→ Supplied material:
========================================

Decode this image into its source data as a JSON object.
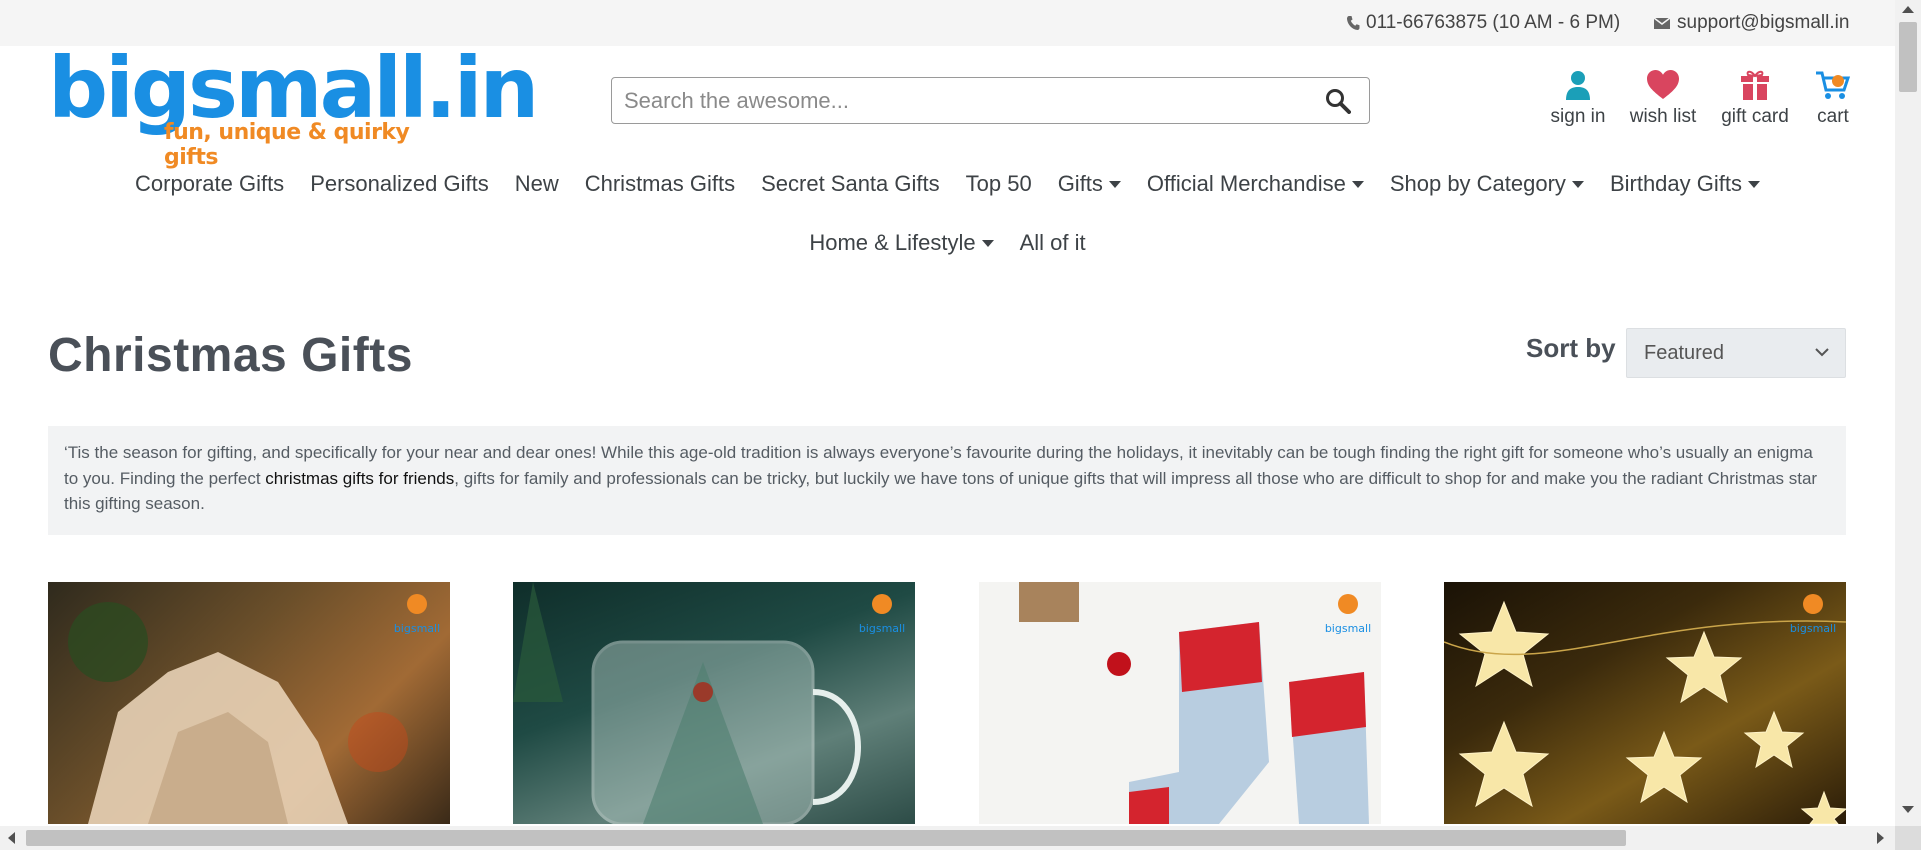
{
  "topbar": {
    "phone": "011-66763875 (10 AM - 6 PM)",
    "email": "support@bigsmall.in",
    "phone_icon": "phone-icon",
    "email_icon": "envelope-icon"
  },
  "logo": {
    "wordmark": "bigsmall.in",
    "tagline": "fun, unique & quirky gifts"
  },
  "search": {
    "placeholder": "Search the awesome...",
    "value": "",
    "icon": "search-icon"
  },
  "header_icons": {
    "signin": {
      "label": "sign in",
      "icon": "user-icon",
      "color": "#1b9fb8"
    },
    "wishlist": {
      "label": "wish list",
      "icon": "heart-icon",
      "color": "#d9455f"
    },
    "giftcard": {
      "label": "gift card",
      "icon": "gift-icon",
      "color": "#d9455f"
    },
    "cart": {
      "label": "cart",
      "icon": "cart-icon",
      "color": "#1a8fe3"
    }
  },
  "nav": {
    "row1": [
      {
        "label": "Corporate Gifts",
        "dropdown": false
      },
      {
        "label": "Personalized Gifts",
        "dropdown": false
      },
      {
        "label": "New",
        "dropdown": false
      },
      {
        "label": "Christmas Gifts",
        "dropdown": false
      },
      {
        "label": "Secret Santa Gifts",
        "dropdown": false
      },
      {
        "label": "Top 50",
        "dropdown": false
      },
      {
        "label": "Gifts",
        "dropdown": true
      },
      {
        "label": "Official Merchandise",
        "dropdown": true
      },
      {
        "label": "Shop by Category",
        "dropdown": true
      },
      {
        "label": "Birthday Gifts",
        "dropdown": true
      }
    ],
    "row2": [
      {
        "label": "Home & Lifestyle",
        "dropdown": true
      },
      {
        "label": "All of it",
        "dropdown": false
      }
    ]
  },
  "page": {
    "title": "Christmas Gifts",
    "sort_label": "Sort by",
    "sort_value": "Featured"
  },
  "description": {
    "before_link": "‘Tis the season for gifting, and specifically for your near and dear ones! While this age-old tradition is always everyone’s favourite during the holidays, it inevitably can be tough finding the right gift for someone who’s usually an enigma to you. Finding the perfect ",
    "link": "christmas gifts for friends",
    "after_link": ", gifts for family and professionals can be tricky, but luckily we have tons of unique gifts that will impress all those who are difficult to shop for and make you the radiant Christmas star this gifting season."
  },
  "products": [
    {
      "image": "wooden-nativity-scene-image"
    },
    {
      "image": "christmas-tree-glass-mug-image"
    },
    {
      "image": "christmas-socks-image"
    },
    {
      "image": "star-fairy-lights-image"
    }
  ],
  "colors": {
    "brand_blue": "#1a8fe3",
    "brand_orange": "#f08a24",
    "text": "#3d4246",
    "topbar_bg": "#f5f5f5",
    "desc_bg": "#f2f3f4"
  }
}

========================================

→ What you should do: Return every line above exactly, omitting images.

→ Answer below:
Decode this image into its source data as a JSON object.
{
  "topbar": {
    "phone": "011-66763875 (10 AM - 6 PM)",
    "email": "support@bigsmall.in",
    "phone_icon": "phone-icon",
    "email_icon": "envelope-icon"
  },
  "logo": {
    "wordmark": "bigsmall.in",
    "tagline": "fun, unique & quirky gifts"
  },
  "search": {
    "placeholder": "Search the awesome...",
    "value": "",
    "icon": "search-icon"
  },
  "header_icons": {
    "signin": {
      "label": "sign in",
      "icon": "user-icon",
      "color": "#1b9fb8"
    },
    "wishlist": {
      "label": "wish list",
      "icon": "heart-icon",
      "color": "#d9455f"
    },
    "giftcard": {
      "label": "gift card",
      "icon": "gift-icon",
      "color": "#d9455f"
    },
    "cart": {
      "label": "cart",
      "icon": "cart-icon",
      "color": "#1a8fe3"
    }
  },
  "nav": {
    "row1": [
      {
        "label": "Corporate Gifts",
        "dropdown": false
      },
      {
        "label": "Personalized Gifts",
        "dropdown": false
      },
      {
        "label": "New",
        "dropdown": false
      },
      {
        "label": "Christmas Gifts",
        "dropdown": false
      },
      {
        "label": "Secret Santa Gifts",
        "dropdown": false
      },
      {
        "label": "Top 50",
        "dropdown": false
      },
      {
        "label": "Gifts",
        "dropdown": true
      },
      {
        "label": "Official Merchandise",
        "dropdown": true
      },
      {
        "label": "Shop by Category",
        "dropdown": true
      },
      {
        "label": "Birthday Gifts",
        "dropdown": true
      }
    ],
    "row2": [
      {
        "label": "Home & Lifestyle",
        "dropdown": true
      },
      {
        "label": "All of it",
        "dropdown": false
      }
    ]
  },
  "page": {
    "title": "Christmas Gifts",
    "sort_label": "Sort by",
    "sort_value": "Featured"
  },
  "description": {
    "before_link": "‘Tis the season for gifting, and specifically for your near and dear ones! While this age-old tradition is always everyone’s favourite during the holidays, it inevitably can be tough finding the right gift for someone who’s usually an enigma to you. Finding the perfect ",
    "link": "christmas gifts for friends",
    "after_link": ", gifts for family and professionals can be tricky, but luckily we have tons of unique gifts that will impress all those who are difficult to shop for and make you the radiant Christmas star this gifting season."
  },
  "products": [
    {
      "image": "wooden-nativity-scene-image"
    },
    {
      "image": "christmas-tree-glass-mug-image"
    },
    {
      "image": "christmas-socks-image"
    },
    {
      "image": "star-fairy-lights-image"
    }
  ],
  "colors": {
    "brand_blue": "#1a8fe3",
    "brand_orange": "#f08a24",
    "text": "#3d4246",
    "topbar_bg": "#f5f5f5",
    "desc_bg": "#f2f3f4"
  }
}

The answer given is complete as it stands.